Teresa was a younger companion and friend of John of the Cross heavily influenced by his erotically-tinged style in her own mystical poetry. The pivotal experience of her life consisted of repeated encounters with a smiling angel which plunged a spear repeatedly through her heart, penetrating into her bowels and arousing a divine ecstasy. This is one of several poems in which she retells this encounter, which was memorably depicted by 17th-Century sculptor Gianlorenzo Bernini in the little church of Santa Maria della Vittoria in Rome.
Hroswitha: In Praise of Virginity
This extraordinary 10th-Century nun wrote comedies based on the ancient Latin plays of Terence as well as more serious works.
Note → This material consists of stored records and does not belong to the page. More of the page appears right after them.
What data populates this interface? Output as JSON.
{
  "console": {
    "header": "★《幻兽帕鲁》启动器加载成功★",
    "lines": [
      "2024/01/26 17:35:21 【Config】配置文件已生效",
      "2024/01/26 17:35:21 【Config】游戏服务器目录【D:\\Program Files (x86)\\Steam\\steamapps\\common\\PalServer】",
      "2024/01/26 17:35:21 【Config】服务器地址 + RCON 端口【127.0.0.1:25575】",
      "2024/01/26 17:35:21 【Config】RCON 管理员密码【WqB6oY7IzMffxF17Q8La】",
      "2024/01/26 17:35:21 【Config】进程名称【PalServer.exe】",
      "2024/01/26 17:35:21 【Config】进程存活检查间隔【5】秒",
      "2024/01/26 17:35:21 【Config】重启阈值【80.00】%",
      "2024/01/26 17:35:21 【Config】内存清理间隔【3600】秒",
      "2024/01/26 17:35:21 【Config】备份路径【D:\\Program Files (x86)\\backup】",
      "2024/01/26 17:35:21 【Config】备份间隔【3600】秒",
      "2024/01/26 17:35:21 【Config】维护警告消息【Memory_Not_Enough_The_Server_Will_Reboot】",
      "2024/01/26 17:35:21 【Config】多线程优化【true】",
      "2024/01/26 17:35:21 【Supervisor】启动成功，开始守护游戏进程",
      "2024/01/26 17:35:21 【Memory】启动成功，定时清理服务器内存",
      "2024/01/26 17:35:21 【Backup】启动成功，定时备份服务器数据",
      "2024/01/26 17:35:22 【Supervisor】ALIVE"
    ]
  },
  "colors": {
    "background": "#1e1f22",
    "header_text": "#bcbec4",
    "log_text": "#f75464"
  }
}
This is a hymn to the Virgin Mary, figured as the bride of Christ, who is God. In the book of Revelation, Christ is presented as the Lamb of God, the sacrificial Passover lamb who died for humanity’s sins. The saints and martyrs are invited to gather around his throne. What does Hroswitha say Mary will do in Heaven?
More study guides for Love in the Arts:
- Chinese and Japanese Love Poetry
- Kalidasa: Sakuntala
- Nizami: Layla and Majnun
- Egyptian Love Poetry from the New Kingdom
- The Song of Songs
- Diane Ackerman: A Natural History of Love
- Classical Love Poems
- Ovid’s Loves, The Art of Love & The Remedies for Love
- Classic English Love Poems
- Marie de France: Lays
- Medieval Love Songs
- Renaissance Love Songs
- Shakespeare: Romeo and Juliet
- Madame de Lafayette: The Princess of Clèves
- Verdi: La Traviata
- Bernstein: West Side Story
- Modern Women’s Love Poetry
- Illustrated Version of Cole Porter’s You’re the Top